**What you should do:**
Copy the records word for word. Pictures do not go in.

Data records for software interfaces
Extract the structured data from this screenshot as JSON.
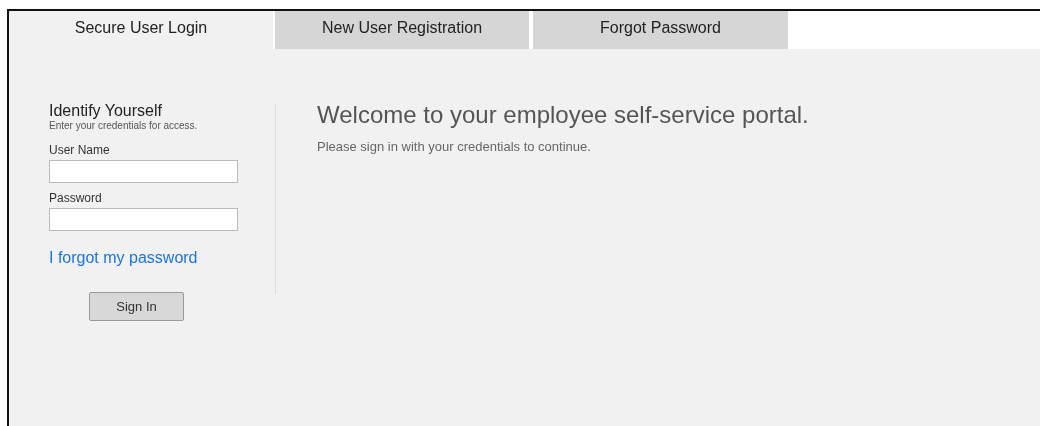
{
  "tabs": [
    {
      "label": "Secure User Login",
      "selected": true
    },
    {
      "label": "New User Registration",
      "selected": false
    },
    {
      "label": "Forgot Password",
      "selected": false
    }
  ],
  "login": {
    "title": "Identify Yourself",
    "subtitle": "Enter your credentials for access.",
    "fields": [
      {
        "label": "User Name"
      },
      {
        "label": "Password"
      }
    ],
    "forgot_link": "I forgot my password",
    "button": "Sign In"
  },
  "welcome": {
    "heading": "Welcome to your employee self-service portal.",
    "text": "Please sign in with your credentials to continue."
  }
}
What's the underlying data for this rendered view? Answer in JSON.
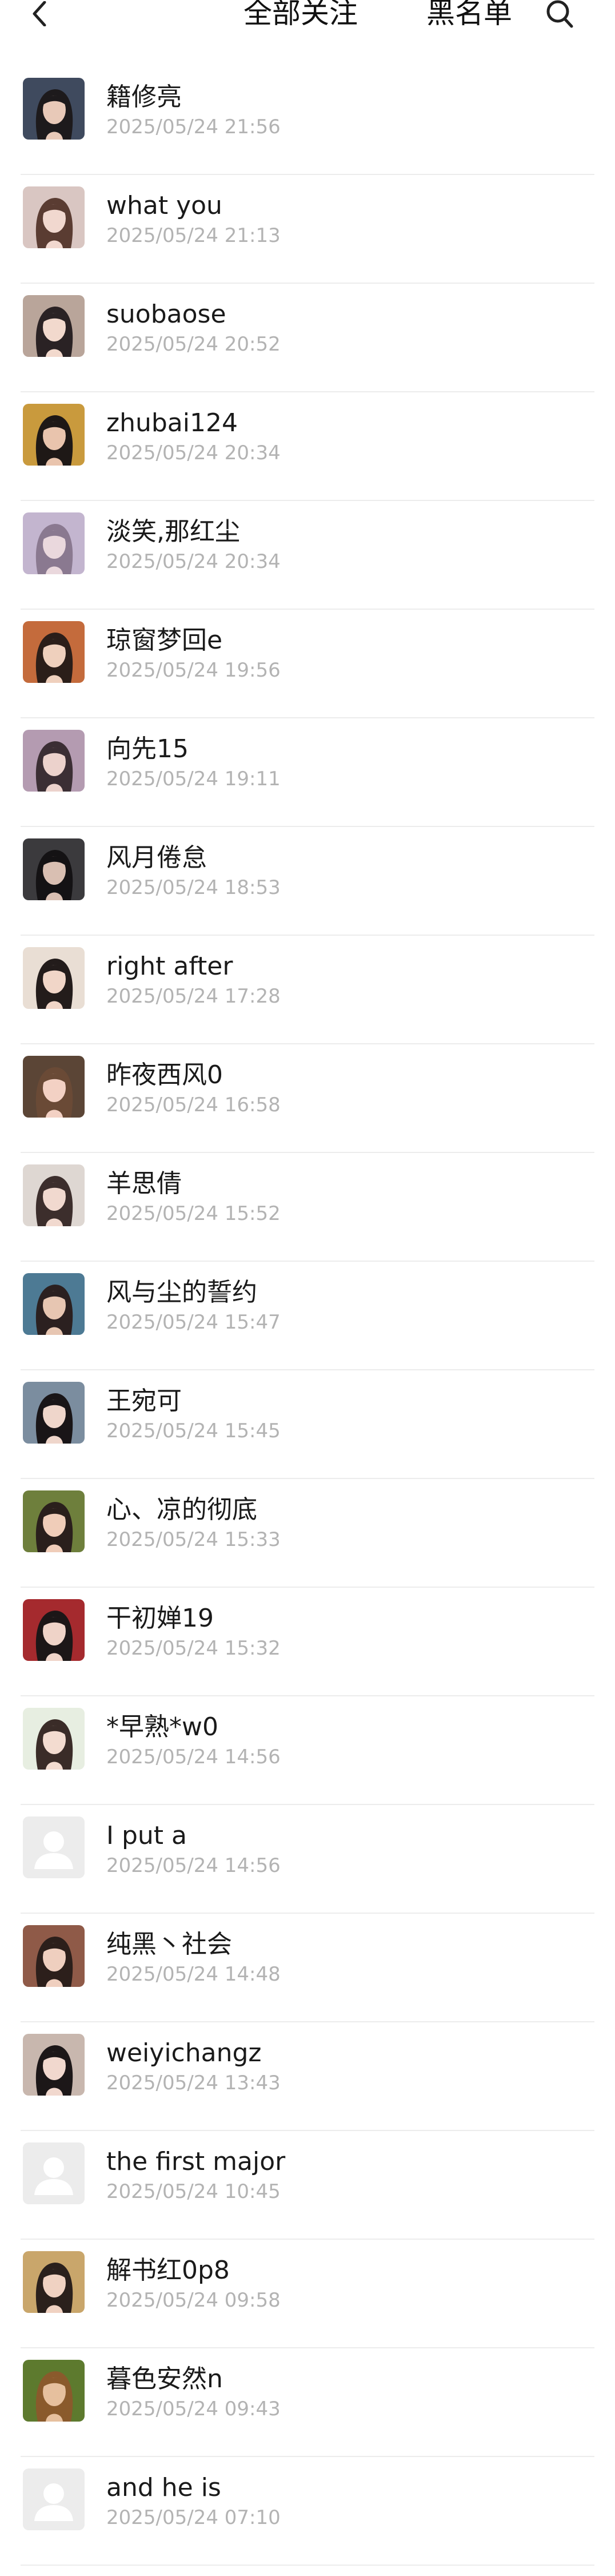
{
  "header": {
    "back_icon": "chevron-left-icon",
    "tab_all": "全部关注",
    "tab_blacklist": "黑名单",
    "search_icon": "search-icon"
  },
  "follows": [
    {
      "name": "籍修亮",
      "time": "2025/05/24 21:56",
      "avatar": "photo",
      "bg": "#3f4a5e",
      "skin": "#e8c9b8",
      "hair": "#1d1a1c"
    },
    {
      "name": "what you",
      "time": "2025/05/24 21:13",
      "avatar": "photo",
      "bg": "#d9c6c2",
      "skin": "#f1d8cf",
      "hair": "#5a3c32"
    },
    {
      "name": "suobaose",
      "time": "2025/05/24 20:52",
      "avatar": "photo",
      "bg": "#b9a59a",
      "skin": "#f2d9cd",
      "hair": "#2a2224"
    },
    {
      "name": "zhubai124",
      "time": "2025/05/24 20:34",
      "avatar": "photo",
      "bg": "#c99a3d",
      "skin": "#e9c4ad",
      "hair": "#1e1816"
    },
    {
      "name": "淡笑,那红尘",
      "time": "2025/05/24 20:34",
      "avatar": "photo",
      "bg": "#c3b5cf",
      "skin": "#ead8dd",
      "hair": "#8a7990"
    },
    {
      "name": "琼窗梦回e",
      "time": "2025/05/24 19:56",
      "avatar": "photo",
      "bg": "#c46b3c",
      "skin": "#efd0bd",
      "hair": "#2b1e19"
    },
    {
      "name": "向先15",
      "time": "2025/05/24 19:11",
      "avatar": "photo",
      "bg": "#b49bb1",
      "skin": "#ecd2cc",
      "hair": "#3b2e34"
    },
    {
      "name": "风月倦怠",
      "time": "2025/05/24 18:53",
      "avatar": "photo",
      "bg": "#3b3a3d",
      "skin": "#d9bfb2",
      "hair": "#141214"
    },
    {
      "name": "right after",
      "time": "2025/05/24 17:28",
      "avatar": "photo",
      "bg": "#e9ded4",
      "skin": "#f1d6c8",
      "hair": "#231c1b"
    },
    {
      "name": "昨夜西风0",
      "time": "2025/05/24 16:58",
      "avatar": "photo",
      "bg": "#5b4536",
      "skin": "#f3d1c4",
      "hair": "#6a4a36"
    },
    {
      "name": "羊思倩",
      "time": "2025/05/24 15:52",
      "avatar": "photo",
      "bg": "#ded7d2",
      "skin": "#f1d9cf",
      "hair": "#3c2e2c"
    },
    {
      "name": "风与尘的誓约",
      "time": "2025/05/24 15:47",
      "avatar": "photo",
      "bg": "#4d7a94",
      "skin": "#e7c6b2",
      "hair": "#2b2020"
    },
    {
      "name": "王宛可",
      "time": "2025/05/24 15:45",
      "avatar": "photo",
      "bg": "#7b8d9f",
      "skin": "#efd6cb",
      "hair": "#191517"
    },
    {
      "name": "心、凉的彻底",
      "time": "2025/05/24 15:33",
      "avatar": "photo",
      "bg": "#6e7f3c",
      "skin": "#f0cdb9",
      "hair": "#2a1f1c"
    },
    {
      "name": "干初婵19",
      "time": "2025/05/24 15:32",
      "avatar": "photo",
      "bg": "#a52a2e",
      "skin": "#efd3c8",
      "hair": "#1c1617"
    },
    {
      "name": "*早熟*w0",
      "time": "2025/05/24 14:56",
      "avatar": "photo",
      "bg": "#e7eee1",
      "skin": "#f3dcd0",
      "hair": "#3a2c28"
    },
    {
      "name": "I put a",
      "time": "2025/05/24 14:56",
      "avatar": "placeholder"
    },
    {
      "name": "纯黑丶社会",
      "time": "2025/05/24 14:48",
      "avatar": "photo",
      "bg": "#8f5a48",
      "skin": "#efcfbf",
      "hair": "#2c1f1b"
    },
    {
      "name": "weiyichangz",
      "time": "2025/05/24 13:43",
      "avatar": "photo",
      "bg": "#c8b7ae",
      "skin": "#f1d8ce",
      "hair": "#1c1718"
    },
    {
      "name": "the first major",
      "time": "2025/05/24 10:45",
      "avatar": "placeholder"
    },
    {
      "name": "解书红0p8",
      "time": "2025/05/24 09:58",
      "avatar": "photo",
      "bg": "#c9a66b",
      "skin": "#f0d2c2",
      "hair": "#2a201c"
    },
    {
      "name": "暮色安然n",
      "time": "2025/05/24 09:43",
      "avatar": "photo",
      "bg": "#5d7a2e",
      "skin": "#e6c09e",
      "hair": "#8a5a2c"
    },
    {
      "name": "and he is",
      "time": "2025/05/24 07:10",
      "avatar": "placeholder"
    }
  ]
}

**The answer:**
Extract the structured data from this screenshot as JSON.
{
  "tabs": [
    {
      "label": "Secure User Login",
      "selected": true
    },
    {
      "label": "New User Registration",
      "selected": false
    },
    {
      "label": "Forgot Password",
      "selected": false
    }
  ],
  "login": {
    "title": "Identify Yourself",
    "subtitle": "Enter your credentials for access.",
    "fields": [
      {
        "label": "User Name"
      },
      {
        "label": "Password"
      }
    ],
    "forgot_link": "I forgot my password",
    "button": "Sign In"
  },
  "welcome": {
    "heading": "Welcome to your employee self-service portal.",
    "text": "Please sign in with your credentials to continue."
  }
}
What's the underlying data for this rendered view? Answer in JSON.
{
  "header": {
    "back_icon": "chevron-left-icon",
    "tab_all": "全部关注",
    "tab_blacklist": "黑名单",
    "search_icon": "search-icon"
  },
  "follows": [
    {
      "name": "籍修亮",
      "time": "2025/05/24 21:56",
      "avatar": "photo",
      "bg": "#3f4a5e",
      "skin": "#e8c9b8",
      "hair": "#1d1a1c"
    },
    {
      "name": "what you",
      "time": "2025/05/24 21:13",
      "avatar": "photo",
      "bg": "#d9c6c2",
      "skin": "#f1d8cf",
      "hair": "#5a3c32"
    },
    {
      "name": "suobaose",
      "time": "2025/05/24 20:52",
      "avatar": "photo",
      "bg": "#b9a59a",
      "skin": "#f2d9cd",
      "hair": "#2a2224"
    },
    {
      "name": "zhubai124",
      "time": "2025/05/24 20:34",
      "avatar": "photo",
      "bg": "#c99a3d",
      "skin": "#e9c4ad",
      "hair": "#1e1816"
    },
    {
      "name": "淡笑,那红尘",
      "time": "2025/05/24 20:34",
      "avatar": "photo",
      "bg": "#c3b5cf",
      "skin": "#ead8dd",
      "hair": "#8a7990"
    },
    {
      "name": "琼窗梦回e",
      "time": "2025/05/24 19:56",
      "avatar": "photo",
      "bg": "#c46b3c",
      "skin": "#efd0bd",
      "hair": "#2b1e19"
    },
    {
      "name": "向先15",
      "time": "2025/05/24 19:11",
      "avatar": "photo",
      "bg": "#b49bb1",
      "skin": "#ecd2cc",
      "hair": "#3b2e34"
    },
    {
      "name": "风月倦怠",
      "time": "2025/05/24 18:53",
      "avatar": "photo",
      "bg": "#3b3a3d",
      "skin": "#d9bfb2",
      "hair": "#141214"
    },
    {
      "name": "right after",
      "time": "2025/05/24 17:28",
      "avatar": "photo",
      "bg": "#e9ded4",
      "skin": "#f1d6c8",
      "hair": "#231c1b"
    },
    {
      "name": "昨夜西风0",
      "time": "2025/05/24 16:58",
      "avatar": "photo",
      "bg": "#5b4536",
      "skin": "#f3d1c4",
      "hair": "#6a4a36"
    },
    {
      "name": "羊思倩",
      "time": "2025/05/24 15:52",
      "avatar": "photo",
      "bg": "#ded7d2",
      "skin": "#f1d9cf",
      "hair": "#3c2e2c"
    },
    {
      "name": "风与尘的誓约",
      "time": "2025/05/24 15:47",
      "avatar": "photo",
      "bg": "#4d7a94",
      "skin": "#e7c6b2",
      "hair": "#2b2020"
    },
    {
      "name": "王宛可",
      "time": "2025/05/24 15:45",
      "avatar": "photo",
      "bg": "#7b8d9f",
      "skin": "#efd6cb",
      "hair": "#191517"
    },
    {
      "name": "心、凉的彻底",
      "time": "2025/05/24 15:33",
      "avatar": "photo",
      "bg": "#6e7f3c",
      "skin": "#f0cdb9",
      "hair": "#2a1f1c"
    },
    {
      "name": "干初婵19",
      "time": "2025/05/24 15:32",
      "avatar": "photo",
      "bg": "#a52a2e",
      "skin": "#efd3c8",
      "hair": "#1c1617"
    },
    {
      "name": "*早熟*w0",
      "time": "2025/05/24 14:56",
      "avatar": "photo",
      "bg": "#e7eee1",
      "skin": "#f3dcd0",
      "hair": "#3a2c28"
    },
    {
      "name": "I put a",
      "time": "2025/05/24 14:56",
      "avatar": "placeholder"
    },
    {
      "name": "纯黑丶社会",
      "time": "2025/05/24 14:48",
      "avatar": "photo",
      "bg": "#8f5a48",
      "skin": "#efcfbf",
      "hair": "#2c1f1b"
    },
    {
      "name": "weiyichangz",
      "time": "2025/05/24 13:43",
      "avatar": "photo",
      "bg": "#c8b7ae",
      "skin": "#f1d8ce",
      "hair": "#1c1718"
    },
    {
      "name": "the first major",
      "time": "2025/05/24 10:45",
      "avatar": "placeholder"
    },
    {
      "name": "解书红0p8",
      "time": "2025/05/24 09:58",
      "avatar": "photo",
      "bg": "#c9a66b",
      "skin": "#f0d2c2",
      "hair": "#2a201c"
    },
    {
      "name": "暮色安然n",
      "time": "2025/05/24 09:43",
      "avatar": "photo",
      "bg": "#5d7a2e",
      "skin": "#e6c09e",
      "hair": "#8a5a2c"
    },
    {
      "name": "and he is",
      "time": "2025/05/24 07:10",
      "avatar": "placeholder"
    }
  ]
}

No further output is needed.